Is Privacy Even Possible Anymore?
By Samuel Greengard
It's difficult to get through a day without encountering an article, news story or discussion about electronic privacy. Google reports that nearly 4.2 billion references to the subject appear on the Web.
What's remarkable isn't that we're struggling to make sense of the topic. I'm not sure even the world's foremost experts fully understand all the technology in a big picture connect-the-dots sort of way. It's more intriguing to ponder how we think about the subject.
Increasingly, we're willing to fork over private information in exchange for discounts and freebies. If we choose to join a loyalty program or fill in a form, we accept that the company will track our buying habits or know our preferences. But if we don't opt in, it's likely that we'll find the concept of assembling and aggregating data downright creepy.
Type posts into Facebook and watch ads mirror things you're discussing. Click through the Web and watch highly personal ads appear thanks to swarms of bugs, beacons and other nefarious tools used for collecting data.
It's incredible to think that someone can plant software on a computer or smartphone without permission and track what we say and do. It's akin to companies putting video cameras in a house to watch people cook, clean and move about.
Things are only going to get creepier as advertisers and others perfect systems for understanding behavior. As John Nicholson, a Washington, D.C., attorney who specializes in Internet law points out: "It's getting to the point where it's possible to know what a person is going to do before they know what they are going to do."
An abstraction? Hardly. In February, Forbes reported that a father found out his daughter was pregnant before she knew she was pregnant. Target assembled the profile after examining her buying patterns, and the father saw ads targeting her for products.
Let's face it, the genie is out of the proverbial bottle. But a good starting point would be to create some rules and boundaries.
Advertisers and data collectors must be forced to focus on an opt-in approach and perhaps even pay consumers for their data. Instead of treating personal information as a sales transaction and owning it forever, an European Union-centric approach that lets companies license specific data only for specific uses is in order.

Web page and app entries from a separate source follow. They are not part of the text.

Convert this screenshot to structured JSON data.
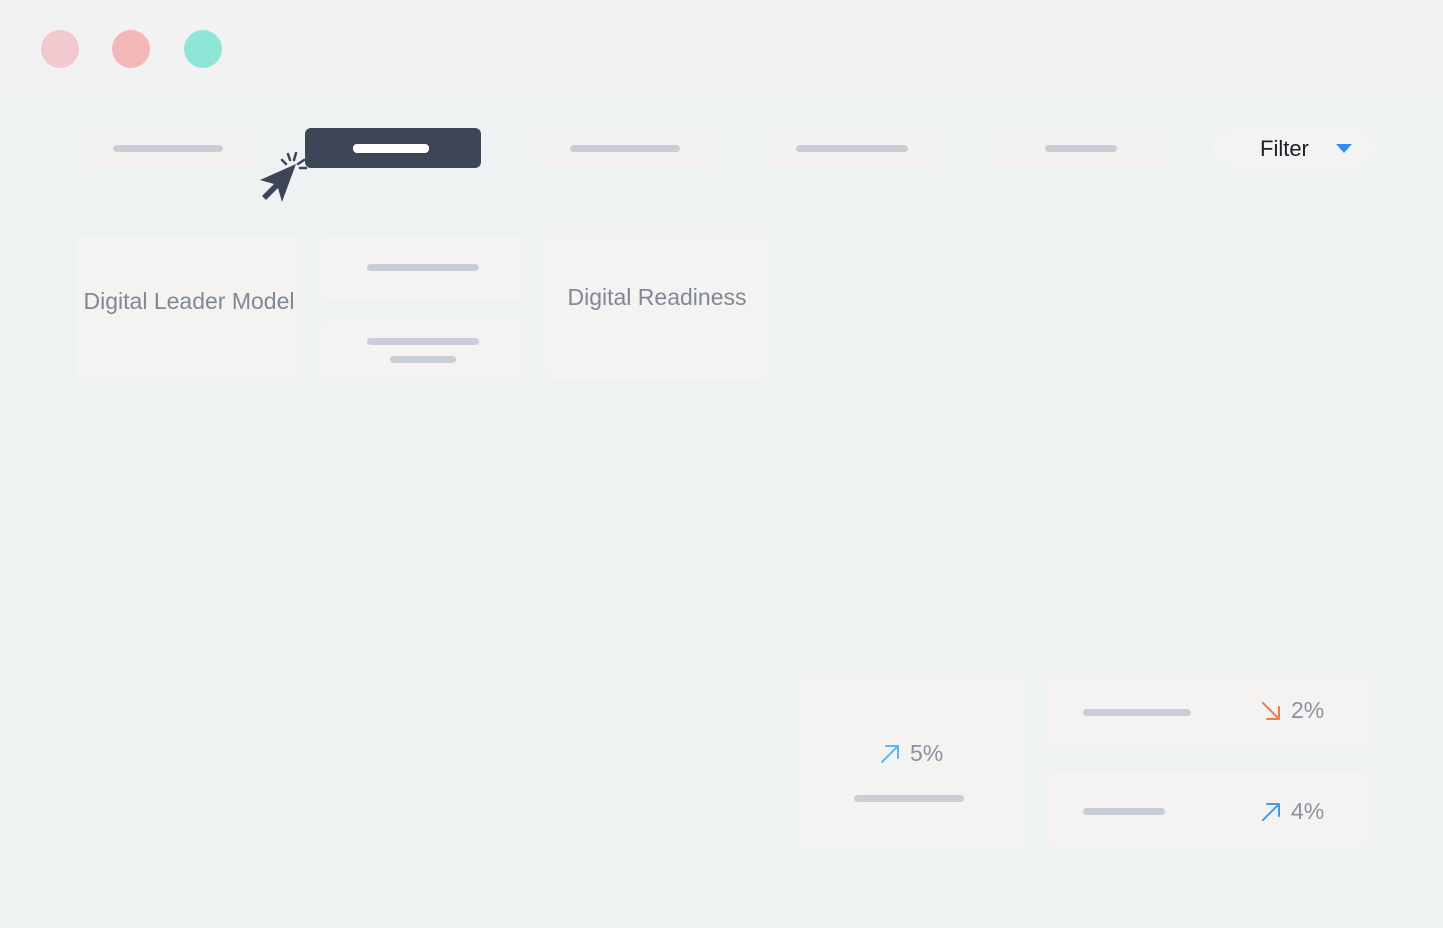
{
  "window": {
    "controls": [
      "close",
      "minimize",
      "maximize"
    ]
  },
  "tabs": [
    {
      "active": false
    },
    {
      "active": true
    },
    {
      "active": false
    },
    {
      "active": false
    },
    {
      "active": false
    }
  ],
  "filter": {
    "label": "Filter",
    "caret_icon": "caret-down-icon",
    "caret_color": "#2f8cf0"
  },
  "cards": {
    "digital_leader_model": {
      "title": "Digital Leader Model"
    },
    "digital_readiness": {
      "title": "Digital Readiness"
    }
  },
  "stats": {
    "main": {
      "value": "5%",
      "trend": "up",
      "icon": "arrow-up-right-icon",
      "color": "#5bb6f3"
    },
    "row1": {
      "value": "2%",
      "trend": "down",
      "icon": "arrow-down-right-icon",
      "color": "#f07a4a"
    },
    "row2": {
      "value": "4%",
      "trend": "up",
      "icon": "arrow-up-right-icon",
      "color": "#3f9de8"
    }
  },
  "cursor": {
    "icon": "click-cursor-icon",
    "color": "#3c4657"
  }
}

Otherwise, don't be surprised if you wake up one day and find that your boss or neighbor knows about your need for Xanax or thinks you like clothing-optional swinger resorts because an ad about these products and services arrived in your inbox or on your Facebook page.